God is above our trouble. He sees it in Divine perspective and David ask God for the eyes of faith to see with God's clarity so he will not be overwhelmed with despair.
THE REDEEMING FAITH
""But I have trusted, leaned on, and been confident in Your mercy and loving-kindness; my heart shall rejoice and be in high spirits in Your salvation. I will sing to the Lord, because He has dealt bountifully with me."" (vs. 5-6)
At the end of his prayer, David is reminded of the loving-kindness of God. Think of that word. God is not only loving towards us, but also kind. Everything He does is driven by this irreversible attribute that sees us and deals with us with graciousness.
And David remembers that God is a Savior in every since of that word. He has saved him over and over from trouble and He will not forsake him now. So, as the Lord once again speaks to Him, he comes to the place of rejoicing, of being in ""high spirits,” and even singing to the Lord because he knows—in spite of all the seemingly overwhelming problems around him, that God will once again deal bountifully with him.
How do you feel right now? Come to the Father with honest questions and a fervent cry. It will lead you to a redeemed faith and a rejoicing heart.
Comments will be approved before showing up.
August 07, 2020
August 06, 2020
There are thousands, perhaps millions of people who believe they are Christians who will never enter heaven. This is not my evaluation, but the clear teaching of Christ Himself.
Christ spoke of false prophets who "come to you in sheep clothing but inwardly are ravenous wolves" (Matt 7:15). It is not the outward clothing, but the inward heart that indicates a true believer.
What is the only way to know the difference between a professing believer and a real believer?
August 05, 2020
Of all the things Jesus could have addressed in the Sermon on the Mount, it's fascinating that He spends a good bit of time addressing worry. In fact, He commands us not to be worried: "Do not be worried about your life."

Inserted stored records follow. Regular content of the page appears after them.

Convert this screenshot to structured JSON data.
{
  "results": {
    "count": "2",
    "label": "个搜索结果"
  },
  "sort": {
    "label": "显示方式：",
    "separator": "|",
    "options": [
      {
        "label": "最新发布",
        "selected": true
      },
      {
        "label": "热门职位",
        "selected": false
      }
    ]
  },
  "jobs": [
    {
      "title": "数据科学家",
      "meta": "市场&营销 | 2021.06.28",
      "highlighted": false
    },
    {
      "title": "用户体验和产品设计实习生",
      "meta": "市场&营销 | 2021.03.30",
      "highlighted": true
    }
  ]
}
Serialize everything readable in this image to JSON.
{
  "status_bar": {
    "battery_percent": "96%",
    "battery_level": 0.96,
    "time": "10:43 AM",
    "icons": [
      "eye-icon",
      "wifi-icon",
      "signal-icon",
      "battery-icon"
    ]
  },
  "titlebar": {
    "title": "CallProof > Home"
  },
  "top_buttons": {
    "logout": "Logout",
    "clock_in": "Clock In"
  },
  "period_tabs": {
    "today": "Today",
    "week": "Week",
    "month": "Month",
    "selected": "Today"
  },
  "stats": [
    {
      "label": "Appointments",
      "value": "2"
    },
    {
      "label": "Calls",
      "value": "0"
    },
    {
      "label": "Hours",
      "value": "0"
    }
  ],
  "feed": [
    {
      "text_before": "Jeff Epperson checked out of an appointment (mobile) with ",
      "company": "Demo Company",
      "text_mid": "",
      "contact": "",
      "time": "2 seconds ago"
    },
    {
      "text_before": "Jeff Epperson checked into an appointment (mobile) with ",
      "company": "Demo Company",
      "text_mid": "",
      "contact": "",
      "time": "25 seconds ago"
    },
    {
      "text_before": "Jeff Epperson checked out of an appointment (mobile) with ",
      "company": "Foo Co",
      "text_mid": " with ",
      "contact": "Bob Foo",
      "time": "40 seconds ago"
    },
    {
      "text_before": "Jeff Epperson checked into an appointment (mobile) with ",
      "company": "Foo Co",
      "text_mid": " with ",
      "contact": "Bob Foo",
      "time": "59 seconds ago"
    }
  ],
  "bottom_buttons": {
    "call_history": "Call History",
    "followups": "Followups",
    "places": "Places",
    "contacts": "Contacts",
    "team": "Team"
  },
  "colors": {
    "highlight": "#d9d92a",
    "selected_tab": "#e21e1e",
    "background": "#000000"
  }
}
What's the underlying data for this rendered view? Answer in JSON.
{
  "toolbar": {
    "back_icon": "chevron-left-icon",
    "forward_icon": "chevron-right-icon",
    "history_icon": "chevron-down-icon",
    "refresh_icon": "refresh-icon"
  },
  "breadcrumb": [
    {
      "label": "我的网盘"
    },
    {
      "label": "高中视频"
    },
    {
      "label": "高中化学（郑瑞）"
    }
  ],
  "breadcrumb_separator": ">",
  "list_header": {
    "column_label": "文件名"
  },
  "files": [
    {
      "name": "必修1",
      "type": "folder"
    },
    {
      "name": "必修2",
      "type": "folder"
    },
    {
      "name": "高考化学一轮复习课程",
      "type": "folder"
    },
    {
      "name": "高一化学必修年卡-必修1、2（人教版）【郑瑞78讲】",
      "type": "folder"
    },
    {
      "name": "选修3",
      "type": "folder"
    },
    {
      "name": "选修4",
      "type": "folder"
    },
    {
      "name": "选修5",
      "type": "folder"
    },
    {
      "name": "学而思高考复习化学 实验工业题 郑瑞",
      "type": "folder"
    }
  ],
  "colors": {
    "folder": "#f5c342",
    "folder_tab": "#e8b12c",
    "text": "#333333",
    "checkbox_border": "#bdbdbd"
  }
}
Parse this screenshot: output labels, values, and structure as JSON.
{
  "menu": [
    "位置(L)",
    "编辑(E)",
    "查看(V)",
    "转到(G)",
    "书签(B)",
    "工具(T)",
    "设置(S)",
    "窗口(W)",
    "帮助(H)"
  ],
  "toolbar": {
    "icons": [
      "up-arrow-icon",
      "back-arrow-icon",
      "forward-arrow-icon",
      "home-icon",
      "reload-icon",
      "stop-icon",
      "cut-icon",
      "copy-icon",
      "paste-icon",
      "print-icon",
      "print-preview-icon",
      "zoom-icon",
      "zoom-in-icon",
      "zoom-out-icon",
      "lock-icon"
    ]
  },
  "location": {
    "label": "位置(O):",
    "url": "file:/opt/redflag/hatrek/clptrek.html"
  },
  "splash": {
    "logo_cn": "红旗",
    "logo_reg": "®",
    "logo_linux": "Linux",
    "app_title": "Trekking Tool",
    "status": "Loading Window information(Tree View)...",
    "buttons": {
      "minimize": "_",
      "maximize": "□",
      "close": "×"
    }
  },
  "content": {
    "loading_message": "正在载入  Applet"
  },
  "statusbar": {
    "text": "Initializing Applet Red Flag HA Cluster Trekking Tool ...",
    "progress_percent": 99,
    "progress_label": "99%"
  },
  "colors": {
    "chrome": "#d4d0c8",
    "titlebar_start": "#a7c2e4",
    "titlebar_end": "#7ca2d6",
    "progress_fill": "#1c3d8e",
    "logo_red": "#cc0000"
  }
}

We are champion worriers. God knows that worry is so counterproductive. Not only is it useless, but it ties us up, destroys our faith, is a poor witness to those who are watching, and dishonors God. So, to help us He gives His true followers multiple reasons why worry is so useless.